In a textbook example of blooming where you are planted, Long Island mom Lisa Mladinich is quietly building a successful second career by sharing what she has learned about passing the Catholic faith on to future generations. It’s hard to avoid the suspicion that she must have been a child prodigy in her first career. Her follow-up to last year’s “Be an Amazing Catechist” will be of considerable help to anyone who has ever tried to stare down a roomful of fifth-graders, or get teenagers thinking of Confirmation as something other than a checkoff item on the wish lists of well-meaning but clueless parents.
The original entry in this series was a pep talk and field guide to amazing (in the sense of “memorable” and “effective”) catechesis. With that as context, this year’s booklet tackles sacramental preparation.
On first perusing the new work, I thought that Our Sunday Visitor had not done Mladinich any favors by marketing her material behind a title page besmirched by a Sixties-themed typeface that is equal parts purple haze and avocado green on a field of – wait for it — turquoise. An alternate cover swaps the avocado green for magenta. But after reading the booklet (Amazon.com calls it a “single-issue magazine”), I have decided that even if the production staff at Our Sunday Visitor is colorblind, they were right to reach for a hippie-themed title font, because Catholic Christianity is inherently countercultural by virtue of being supra-cultural. Mladinich understands that.
Whether the publisher’s choice of title font can support such scrutiny matters much less than what Mladinich has written, and that is solidly grounded indeed. Even what I thought was a failure to list favorite web sites like NewAdvent.com and CatholicLane.com among the “excellent resources for better understanding the Church’s teachings” on page 5 turned out to be a defensible choice. Although the sidebar there lists just a few sites, Mladinich sprinkled web site addresses (in software-speak, “URLs”) all over the place. Consequently, her 32-page booklet punches above its weight, and that’s a good thing.
Mladinich’s writing is accessible and sometimes winsome without losing any of the nuance that is often necessary for discussing questions of religious faith. Her two pages on lesson planning are a case in point. If I may paraphrase the wisdom there by distilling it down to one sentence, Mladinich says that catechists should take risks and touch hearts, but only after having learned something about the correlation between age and attention span, figuring out how to lovingly discipline children, and finding an experienced mentor.
If that sounds like a daunting bill of fare, be of good cheer. On page 12, Mladinich offers an acronym to help anyone become an amazing catechist. Rigorous adherence to the six principles that it summarizes will almost certainly light the best kind of (spiritual) fire under your charges.
Each of the sacraments of initiation gets its own section in the booklet, but don’t be snookered by a sloppy reference on the publisher’s web site that calls this a guide to teaching all seven sacraments.
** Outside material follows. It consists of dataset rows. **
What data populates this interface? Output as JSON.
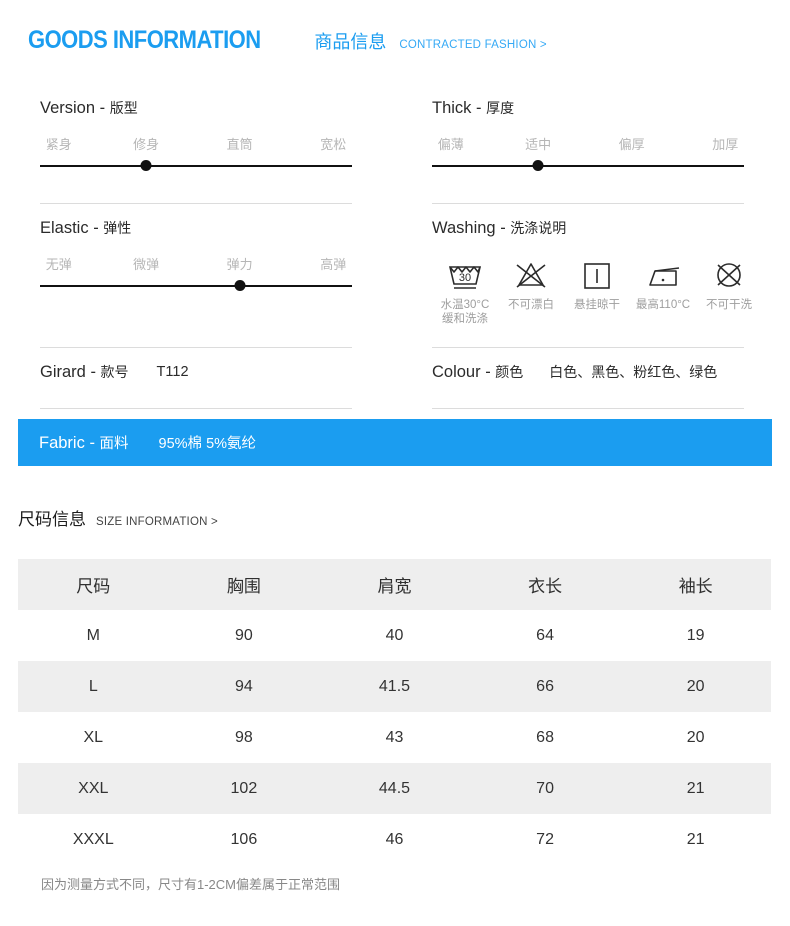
{
  "header": {
    "title_en": "GOODS INFORMATION",
    "title_cn": "商品信息",
    "subtitle": "CONTRACTED FASHION >",
    "accent_color": "#1b9df0"
  },
  "specs": [
    {
      "key": "version",
      "label_en": "Version",
      "dash": "-",
      "label_cn": "版型",
      "options": [
        "紧身",
        "修身",
        "直筒",
        "宽松"
      ],
      "selected_index": 1
    },
    {
      "key": "thick",
      "label_en": "Thick",
      "dash": "-",
      "label_cn": "厚度",
      "options": [
        "偏薄",
        "适中",
        "偏厚",
        "加厚"
      ],
      "selected_index": 1
    },
    {
      "key": "elastic",
      "label_en": "Elastic",
      "dash": "-",
      "label_cn": "弹性",
      "options": [
        "无弹",
        "微弹",
        "弹力",
        "高弹"
      ],
      "selected_index": 2
    }
  ],
  "washing": {
    "label_en": "Washing",
    "dash": "-",
    "label_cn": "洗涤说明",
    "items": [
      {
        "icon": "wash-tub-30-gentle-icon",
        "caption": "水温30°C\n缓和洗涤"
      },
      {
        "icon": "no-bleach-icon",
        "caption": "不可漂白"
      },
      {
        "icon": "line-dry-hang-icon",
        "caption": "悬挂晾干"
      },
      {
        "icon": "iron-low-110-icon",
        "caption": "最高110°C"
      },
      {
        "icon": "no-dry-clean-icon",
        "caption": "不可干洗"
      }
    ]
  },
  "girard": {
    "label_en": "Girard",
    "dash": "-",
    "label_cn": "款号",
    "value": "T112"
  },
  "colour": {
    "label_en": "Colour",
    "dash": "-",
    "label_cn": "颜色",
    "value": "白色、黑色、粉红色、绿色"
  },
  "fabric": {
    "label_en": "Fabric",
    "dash": "-",
    "label_cn": "面料",
    "value": "95%棉 5%氨纶",
    "background_color": "#1b9df0"
  },
  "size_section": {
    "title_cn": "尺码信息",
    "title_en": "SIZE INFORMATION >",
    "note": "因为测量方式不同，尺寸有1-2CM偏差属于正常范围"
  },
  "size_table": {
    "columns": [
      "尺码",
      "胸围",
      "肩宽",
      "衣长",
      "袖长"
    ],
    "rows": [
      [
        "M",
        "90",
        "40",
        "64",
        "19"
      ],
      [
        "L",
        "94",
        "41.5",
        "66",
        "20"
      ],
      [
        "XL",
        "98",
        "43",
        "68",
        "20"
      ],
      [
        "XXL",
        "102",
        "44.5",
        "70",
        "21"
      ],
      [
        "XXXL",
        "106",
        "46",
        "72",
        "21"
      ]
    ]
  }
}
If you’re preparing for marriage, moving toward ordination to the priesthood, or on the verge of death, you’re beyond the scope of what is written here.
Appropriately enough, the section on First Holy Communion is twice as long as any other, and Mladinich suggests building reverence for the Eucharist on the memory of meals past, because “children recognize love in the offering of good food.” This is common sense, of course, but it is also what we too seldom leverage without prodding from the kinds of people who write booklets about sacramental preparation.
Another teaching tool that Mladinich commends to our attention is a weekly letter to parents that summarizes what their children have learned in catechesis, complete with relevant quotations from Scripture. This sort of thing pays huge dividends, because unlike most homework, it can empower whole families.
My favorite section is “Go Team,” where Mladinich tells her readers that we should proudly help teens develop a Catholic identity. Any abdication of leadership there is a failure we can ill afford. It’s serious stuff, to be sure, but Mladinich is characteristically sunny in summarizing what she means as “teaching teens that they can be great.” Neither they nor we have to settle for mediocrity.
The bottom line should by now be obvious: order this booklet for yourself, and then add extra copies to your order, because you’re bound to have Catholic friends who would benefit from the advice here. If you are a Director of Religious Education, then you should be writing a “thank you” note to Lisa Mladinich. Her collection of tips for teaching about the sacraments of initiation is no “Summa Theologica” and nothing like The Interior Castle. It won’t be a hit among Christian denominations that have let sacramental vocabulary wither because their theological biases leave them running on fumes after cursory discussions of baptism and “the Lord’s Supper.” On the other hand, and provided it doesn’t get lost among old bulletins or junk mail delivered to the rectory, this booklet is extraordinarily well positioned to become the most practical item in the makeshift library that every parish and its brother seems to have.